EDF said it was committed to being the UK’s leading investor in low carbon electricity, adding in a statement: “That means safely extending the lives of existing nuclear power stations and investing in renewable wind energy. “It also means making the big investments necessary to launch a renaissance in nuclear new build at Hinkley Point in Somerset.” The statement continued: “Further major progress was made in 2015 on plans to build a new nuclear power station at Hinkley Point in Somerset, notably with the signing of the Strategic Investment Agreement between EDF and China General Nuclear Power Corporation (CGN) in October. “Hinkley Point C is a strong project which is fully ready for a final investment decision and successful construction. Final steps are well in hand to enable the full construction phase to be launched very soon.” Last night, Greenpeace projected a huge picture of Chancellor George Osborne wearing a hard hat sporting the EDF logo on to the House of Commons and the Treasury, with the words “Let it go, George everyone else has #LetHinkleyGo”. Greenpeace policy director Doug Parr said: “EDF’s accounts show growing debts and falling earnings. EDF management and employees warn taking on further risk could easily spell disaster for the company. Hinkley is a bad investment and most people with an ounce of financial acumen have now come to realise this. “George Osborne stands alone in defending Hinkley’s honour. He needs to let Hinkley go – everyone else has. The nuclear industry has usually promised far more than it has delivered and the debacle over the Hinkley reactor shows little has changed. “Hinkley will be one of the most expensive objects on earth and George Osborne is happy to force this year’s school leavers to pay over the odds for it until they are about to draw their pensions But wind and solar power could be subsidy-free well before Hinkley could ever come on stream.”

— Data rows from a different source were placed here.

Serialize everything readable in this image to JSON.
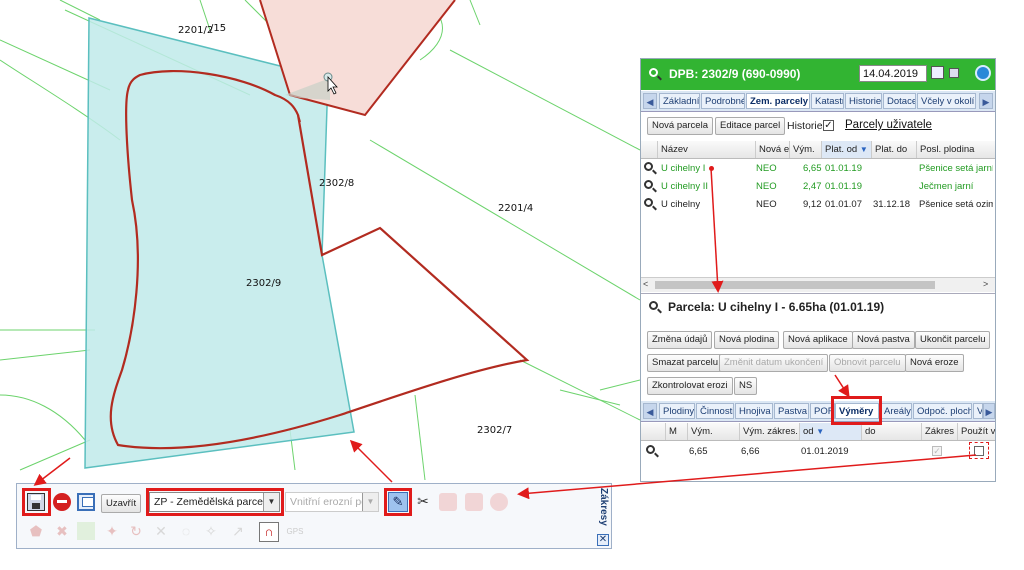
{
  "map": {
    "labels": [
      "2201/2",
      "/15",
      "2302/8",
      "2201/4",
      "2302/9",
      "2302/7"
    ]
  },
  "panel": {
    "title": "DPB: 2302/9 (690-0990)",
    "date": "14.04.2019",
    "tabs": [
      "Základní",
      "Podrobné",
      "Zem. parcely",
      "Katastr",
      "Historie",
      "Dotace",
      "Včely v okolí"
    ],
    "buttons": {
      "new_parcel": "Nová parcela",
      "edit_parcel": "Editace parcel",
      "history_label": "Historie",
      "users_link": "Parcely uživatele"
    },
    "grid": {
      "columns": [
        "Název",
        "Nová e",
        "Vým.",
        "Plat. od",
        "Plat. do",
        "Posl. plodina"
      ],
      "rows": [
        {
          "name": "U cihelny I",
          "new": "NEO",
          "area": "6,65",
          "from": "01.01.19",
          "to": "",
          "crop": "Pšenice setá jarní",
          "green": true
        },
        {
          "name": "U cihelny II",
          "new": "NEO",
          "area": "2,47",
          "from": "01.01.19",
          "to": "",
          "crop": "Ječmen jarní",
          "green": true
        },
        {
          "name": "U cihelny",
          "new": "NEO",
          "area": "9,12",
          "from": "01.01.07",
          "to": "31.12.18",
          "crop": "Pšenice setá ozimá",
          "green": false
        }
      ]
    },
    "parcel": {
      "title": "Parcela: U cihelny I - 6.65ha (01.01.19)",
      "actions": [
        "Změna údajů",
        "Nová plodina",
        "Nová aplikace",
        "Nová pastva",
        "Ukončit parcelu",
        "Smazat parcelu",
        "Změnit datum ukončení",
        "Obnovit parcelu",
        "Nová eroze",
        "Zkontrolovat erozi",
        "NS"
      ],
      "subtabs": [
        "Plodiny",
        "Činnosti",
        "Hnojiva",
        "Pastva",
        "POR",
        "Výměry",
        "Areály",
        "Odpoč. ploch",
        "V"
      ],
      "subgrid": {
        "columns": [
          "M",
          "Vým.",
          "Vým. zákres.",
          "od",
          "do",
          "Zákres",
          "Použít vý"
        ],
        "row": {
          "area": "6,65",
          "drawn": "6,66",
          "from": "01.01.2019"
        }
      }
    }
  },
  "toolbar": {
    "title": "Zákresy",
    "close_button": "Uzavřít",
    "layer_select": "ZP - Zemědělská parcela",
    "erosion_select": "Vnitřní erozní poze",
    "gps_label": "GPS"
  },
  "colors": {
    "header_green": "#32b432",
    "highlight_red": "#e01b1b",
    "parcel_red": "#b22b20",
    "cadastre_green": "#6cd36c",
    "selection_cyan": "#bfeaea"
  }
}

Western Daily Press 16th Feb 2016 read more »
The Bridgwater Chamber of Commerce is getting restless. Not about the EU, not about interest rates, and not about business rates. It’s about the delays to Hinkley C. The chairman Steve Leahy said: “We believe when the final investment decision (FID) is made business boom. We were told early January but early January has come and gone. I’ve had discussions today about it and made enquiries but we can’t get any news of the decision.” He said many firms in the area were in a state of limbo waiting for the FID but there were other projects that were helping to see growth in the town and district.
Bridgwater Mercury 15th Feb 2016 read more »

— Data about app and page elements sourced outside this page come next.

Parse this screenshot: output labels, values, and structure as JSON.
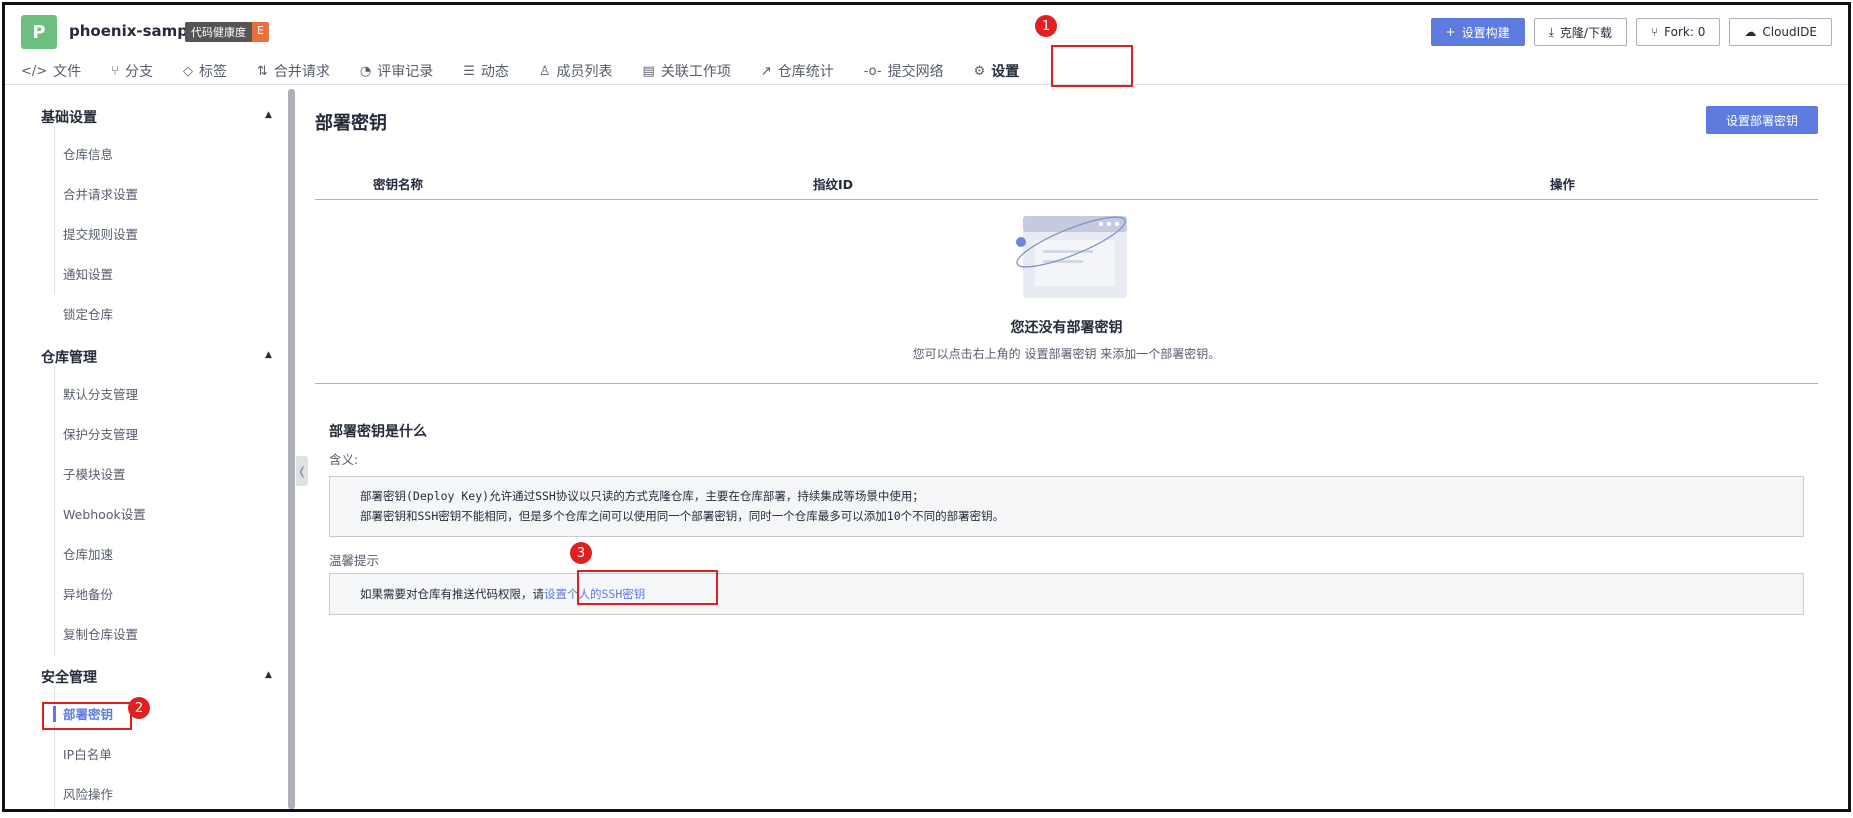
{
  "repo": {
    "avatar_letter": "P",
    "name": "phoenix-sample",
    "health_label": "代码健康度",
    "health_grade": "E"
  },
  "header_actions": [
    {
      "icon": "plus-icon",
      "glyph": "+",
      "label": "设置构建",
      "primary": true
    },
    {
      "icon": "download-icon",
      "glyph": "⤓",
      "label": "克隆/下载",
      "primary": false
    },
    {
      "icon": "fork-icon",
      "glyph": "⑂",
      "label": "Fork: 0",
      "primary": false
    },
    {
      "icon": "cloud-icon",
      "glyph": "☁",
      "label": "CloudIDE",
      "primary": false
    }
  ],
  "tabs": [
    {
      "icon": "code-icon",
      "glyph": "</>",
      "label": "文件"
    },
    {
      "icon": "branch-icon",
      "glyph": "⑂",
      "label": "分支"
    },
    {
      "icon": "tag-icon",
      "glyph": "◇",
      "label": "标签"
    },
    {
      "icon": "merge-request-icon",
      "glyph": "⇅",
      "label": "合并请求"
    },
    {
      "icon": "review-icon",
      "glyph": "◔",
      "label": "评审记录"
    },
    {
      "icon": "activity-icon",
      "glyph": "☰",
      "label": "动态"
    },
    {
      "icon": "members-icon",
      "glyph": "♙",
      "label": "成员列表"
    },
    {
      "icon": "workitem-icon",
      "glyph": "▤",
      "label": "关联工作项"
    },
    {
      "icon": "stats-icon",
      "glyph": "↗",
      "label": "仓库统计"
    },
    {
      "icon": "commit-network-icon",
      "glyph": "-o-",
      "label": "提交网络"
    },
    {
      "icon": "gear-icon",
      "glyph": "⚙",
      "label": "设置"
    }
  ],
  "sidebar": {
    "groups": [
      {
        "title": "基础设置",
        "items": [
          "仓库信息",
          "合并请求设置",
          "提交规则设置",
          "通知设置",
          "锁定仓库"
        ]
      },
      {
        "title": "仓库管理",
        "items": [
          "默认分支管理",
          "保护分支管理",
          "子模块设置",
          "Webhook设置",
          "仓库加速",
          "异地备份",
          "复制仓库设置"
        ]
      },
      {
        "title": "安全管理",
        "items": [
          "部署密钥",
          "IP白名单",
          "风险操作"
        ]
      }
    ],
    "active_item": "部署密钥"
  },
  "main": {
    "title": "部署密钥",
    "add_button": "设置部署密钥",
    "columns": [
      "密钥名称",
      "指纹ID",
      "操作"
    ],
    "empty_title": "您还没有部署密钥",
    "empty_desc": "您可以点击右上角的 设置部署密钥 来添加一个部署密钥。",
    "what_title": "部署密钥是什么",
    "meaning_label": "含义:",
    "meaning_lines": [
      "部署密钥(Deploy Key)允许通过SSH协议以只读的方式克隆仓库，主要在仓库部署，持续集成等场景中使用；",
      "部署密钥和SSH密钥不能相同，但是多个仓库之间可以使用同一个部署密钥，同时一个仓库最多可以添加10个不同的部署密钥。"
    ],
    "tip_label": "温馨提示",
    "tip_text": "如果需要对仓库有推送代码权限，请",
    "tip_link": "设置个人的SSH密钥"
  },
  "annotations": [
    "1",
    "2",
    "3"
  ],
  "colors": {
    "accent": "#5e7ce0",
    "annotation": "#e02020",
    "avatar": "#6cbf7c",
    "health_grade": "#e9703e"
  }
}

The Stop Hinkley Campaign will be holding a peaceful protest at 1pm today outside EDF Energy’s offices in King Square, Bridgwater and delivering the attached letter. Campaign Spokesperson, Roy Pumfrey said: “It clear from the press today (1) that Stop Hinkley Campaigners are not the only ones calling on EDF Energy to abandon Hinkley Point C. We are calling on EDF to scrap these plans as soon as possible so that communities in Somerset can get on with planning a sustainable energy future. The Government should stop taking UK energy policy down this nuclear cul-de-sac and get on with implementing a sensible renewable energy strategy.”
Stop Hinkley 15th Feb 2016 read more »

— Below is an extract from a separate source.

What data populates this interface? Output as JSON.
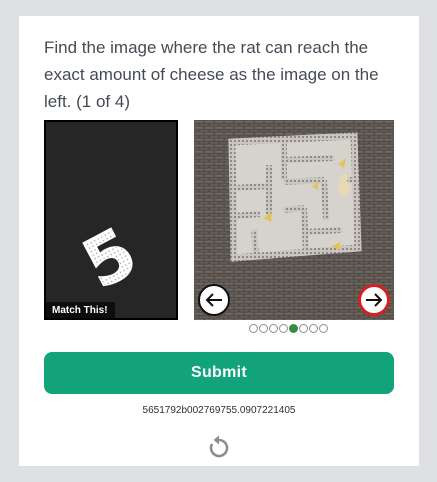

Stop Hinkley’s letter to EDF Energy.
Stop Hinkley 15th Feb 2016 read more »
French energy utility EDF saw 2015 net profit plunge 68 percent on asset impairments and cut its dividend, but the state-controlled company said it remained committed to the UK nuclear power plant project at Hinkley Point.
Reuters 16th Feb 2016 read more »